Can you give any tips to make the adjustment easier ?

Thanks.

starsky27
10-26-2019, 01:58 PM
Sorry I’ve just read the posts after your initial post . I find the anticipation element that hardest to adjust to as well.

Tinykin
10-26-2019, 02:28 PM
Proper off table warm-up is always necessary. But let's face it, hardly any of us do any. A little hand flashing and a few knee kicks maybe.
One way to get the eye-body coordination and footwork going is to do some chopping from both wings early on in the practice. Try it for 5mins.

mart1nandersson
10-26-2019, 03:58 PM
Proper off table warm-up is always necessary. But let's face it, hardly any of us do any. A little hand flashing and a few knee kicks maybe.
One way to get the eye-body coordination and footwork going is to do some chopping from both wings early on in the practice. Try it for 5mins.

So true!!! :) I sometimes backfill our league team that mainly consists of juniors (12-15 year olds) and their warmup routine consists of jogging, jumping ropes and all sorts of dynamic stretching not suited for a tired middled aged body. Super professional and it does help especially since I'm foolishly trying to play a chopping game with consist of a lot ball chasing at the back of the court.

Kuba Hajto
10-28-2019, 04:48 PM
Following up with some of my conclusions and results.


I think watch videos do some shadow training and film yourself as well . This will help you.
I think this actually helped me a lot. Watching this:

https://www.youtube.com/watch?v=Os7C24HsqlQ&amp
and shadow training gave me more confidence in my strokes and I have less examples when I straight on hit the ball way too softly. I think that it also loosened up my hands. Another nice side effects is that now I when I am playing in the office balls have enough power so they are rarely blocked.

Another helpful drill I learned on last coached session was placing the ball as close to center of the table as possible while alternating forehand/backhand drive. Apart from building up footwork it also forces you training partner to slow down.
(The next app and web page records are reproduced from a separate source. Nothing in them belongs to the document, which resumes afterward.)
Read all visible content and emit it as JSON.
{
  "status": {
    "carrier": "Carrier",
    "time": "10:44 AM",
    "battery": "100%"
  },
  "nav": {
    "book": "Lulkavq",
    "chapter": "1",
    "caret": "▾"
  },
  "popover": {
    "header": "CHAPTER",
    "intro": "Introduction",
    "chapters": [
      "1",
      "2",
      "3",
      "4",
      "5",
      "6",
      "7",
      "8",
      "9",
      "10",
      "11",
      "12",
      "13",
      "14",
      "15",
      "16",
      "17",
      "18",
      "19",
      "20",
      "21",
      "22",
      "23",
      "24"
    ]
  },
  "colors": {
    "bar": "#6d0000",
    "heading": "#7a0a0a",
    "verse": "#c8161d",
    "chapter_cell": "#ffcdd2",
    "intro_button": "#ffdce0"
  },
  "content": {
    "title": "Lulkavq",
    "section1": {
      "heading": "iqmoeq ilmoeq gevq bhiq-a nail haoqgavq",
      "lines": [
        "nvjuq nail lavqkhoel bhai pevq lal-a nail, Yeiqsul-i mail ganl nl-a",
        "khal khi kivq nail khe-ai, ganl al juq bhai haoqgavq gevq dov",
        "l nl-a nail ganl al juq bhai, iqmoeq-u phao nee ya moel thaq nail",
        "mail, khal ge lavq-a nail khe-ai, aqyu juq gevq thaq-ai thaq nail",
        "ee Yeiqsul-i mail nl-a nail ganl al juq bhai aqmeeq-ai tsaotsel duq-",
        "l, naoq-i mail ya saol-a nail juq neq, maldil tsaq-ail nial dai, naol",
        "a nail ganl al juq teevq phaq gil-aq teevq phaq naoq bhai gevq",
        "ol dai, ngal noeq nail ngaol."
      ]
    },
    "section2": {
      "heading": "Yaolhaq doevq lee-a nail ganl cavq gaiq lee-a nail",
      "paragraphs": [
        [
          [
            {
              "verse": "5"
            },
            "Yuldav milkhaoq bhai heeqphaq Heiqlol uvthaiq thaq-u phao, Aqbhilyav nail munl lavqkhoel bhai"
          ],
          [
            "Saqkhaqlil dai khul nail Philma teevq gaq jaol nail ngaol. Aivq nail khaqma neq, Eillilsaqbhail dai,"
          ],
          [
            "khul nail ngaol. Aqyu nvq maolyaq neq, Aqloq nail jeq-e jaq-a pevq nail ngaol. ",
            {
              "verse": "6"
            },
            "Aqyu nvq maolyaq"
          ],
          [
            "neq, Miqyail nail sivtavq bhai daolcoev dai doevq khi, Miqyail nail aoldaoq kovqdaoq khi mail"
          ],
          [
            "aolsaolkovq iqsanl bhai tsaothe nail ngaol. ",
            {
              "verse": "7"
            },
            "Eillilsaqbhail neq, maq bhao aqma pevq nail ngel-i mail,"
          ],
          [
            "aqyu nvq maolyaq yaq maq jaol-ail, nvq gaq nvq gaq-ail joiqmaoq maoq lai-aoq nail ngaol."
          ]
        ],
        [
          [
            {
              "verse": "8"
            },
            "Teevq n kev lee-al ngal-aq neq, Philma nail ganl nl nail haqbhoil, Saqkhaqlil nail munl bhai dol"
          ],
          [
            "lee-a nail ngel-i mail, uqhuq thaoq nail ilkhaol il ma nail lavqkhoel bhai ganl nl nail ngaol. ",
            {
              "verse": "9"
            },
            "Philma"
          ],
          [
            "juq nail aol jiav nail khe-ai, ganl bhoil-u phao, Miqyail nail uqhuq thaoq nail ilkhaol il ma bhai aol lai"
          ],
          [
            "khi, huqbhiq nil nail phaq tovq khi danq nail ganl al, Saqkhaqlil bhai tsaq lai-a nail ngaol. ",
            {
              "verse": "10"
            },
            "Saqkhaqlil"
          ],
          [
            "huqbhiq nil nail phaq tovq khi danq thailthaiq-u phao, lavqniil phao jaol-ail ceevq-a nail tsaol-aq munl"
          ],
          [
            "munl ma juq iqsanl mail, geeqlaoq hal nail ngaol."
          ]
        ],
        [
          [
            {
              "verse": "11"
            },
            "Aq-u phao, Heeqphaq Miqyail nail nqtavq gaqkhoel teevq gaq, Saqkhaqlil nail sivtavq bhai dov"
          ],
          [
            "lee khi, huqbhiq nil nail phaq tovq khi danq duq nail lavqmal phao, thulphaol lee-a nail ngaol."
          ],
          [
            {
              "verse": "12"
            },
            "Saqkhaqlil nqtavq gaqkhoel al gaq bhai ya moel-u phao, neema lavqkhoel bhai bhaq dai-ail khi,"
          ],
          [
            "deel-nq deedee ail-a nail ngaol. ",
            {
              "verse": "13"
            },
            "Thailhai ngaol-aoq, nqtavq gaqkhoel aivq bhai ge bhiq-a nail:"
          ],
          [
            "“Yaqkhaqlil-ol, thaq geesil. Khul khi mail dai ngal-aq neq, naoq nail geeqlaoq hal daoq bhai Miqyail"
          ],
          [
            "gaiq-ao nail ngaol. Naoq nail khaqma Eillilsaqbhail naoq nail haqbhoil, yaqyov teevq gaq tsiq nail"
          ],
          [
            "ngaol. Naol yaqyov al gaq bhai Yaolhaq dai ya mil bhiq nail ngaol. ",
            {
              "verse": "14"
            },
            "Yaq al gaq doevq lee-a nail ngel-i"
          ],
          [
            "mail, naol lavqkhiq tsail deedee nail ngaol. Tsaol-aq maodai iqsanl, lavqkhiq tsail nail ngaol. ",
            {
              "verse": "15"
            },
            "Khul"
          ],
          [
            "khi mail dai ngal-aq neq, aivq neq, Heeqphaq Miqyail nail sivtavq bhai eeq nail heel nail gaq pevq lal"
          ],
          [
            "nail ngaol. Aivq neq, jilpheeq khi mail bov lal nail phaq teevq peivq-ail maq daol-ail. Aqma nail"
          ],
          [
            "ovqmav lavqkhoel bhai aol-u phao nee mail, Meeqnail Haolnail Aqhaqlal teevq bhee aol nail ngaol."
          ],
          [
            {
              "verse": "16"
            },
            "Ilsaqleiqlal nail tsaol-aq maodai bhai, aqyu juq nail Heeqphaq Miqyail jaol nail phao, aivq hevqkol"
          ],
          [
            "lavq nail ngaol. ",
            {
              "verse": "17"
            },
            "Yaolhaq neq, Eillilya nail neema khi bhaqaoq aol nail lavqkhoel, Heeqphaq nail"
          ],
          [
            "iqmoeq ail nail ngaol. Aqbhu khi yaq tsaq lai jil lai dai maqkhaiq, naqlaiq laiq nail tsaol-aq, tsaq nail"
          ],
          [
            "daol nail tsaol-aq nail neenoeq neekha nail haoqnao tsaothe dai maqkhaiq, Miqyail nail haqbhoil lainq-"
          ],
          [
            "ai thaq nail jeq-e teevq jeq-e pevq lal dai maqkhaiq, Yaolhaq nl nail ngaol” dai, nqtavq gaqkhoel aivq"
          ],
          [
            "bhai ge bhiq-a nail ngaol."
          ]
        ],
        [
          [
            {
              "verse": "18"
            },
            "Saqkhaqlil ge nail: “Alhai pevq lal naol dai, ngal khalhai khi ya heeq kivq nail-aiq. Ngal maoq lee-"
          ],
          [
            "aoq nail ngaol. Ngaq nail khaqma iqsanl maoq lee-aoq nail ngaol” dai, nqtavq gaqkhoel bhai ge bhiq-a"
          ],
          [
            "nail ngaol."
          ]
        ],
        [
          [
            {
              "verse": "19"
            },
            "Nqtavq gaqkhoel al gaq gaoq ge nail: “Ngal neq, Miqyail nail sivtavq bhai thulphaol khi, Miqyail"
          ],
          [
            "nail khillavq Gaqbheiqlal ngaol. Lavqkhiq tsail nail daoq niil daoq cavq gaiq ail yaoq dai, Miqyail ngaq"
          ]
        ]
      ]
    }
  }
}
Now after 5-10 minutes I have decent enough consistency and it seems to continue to improve.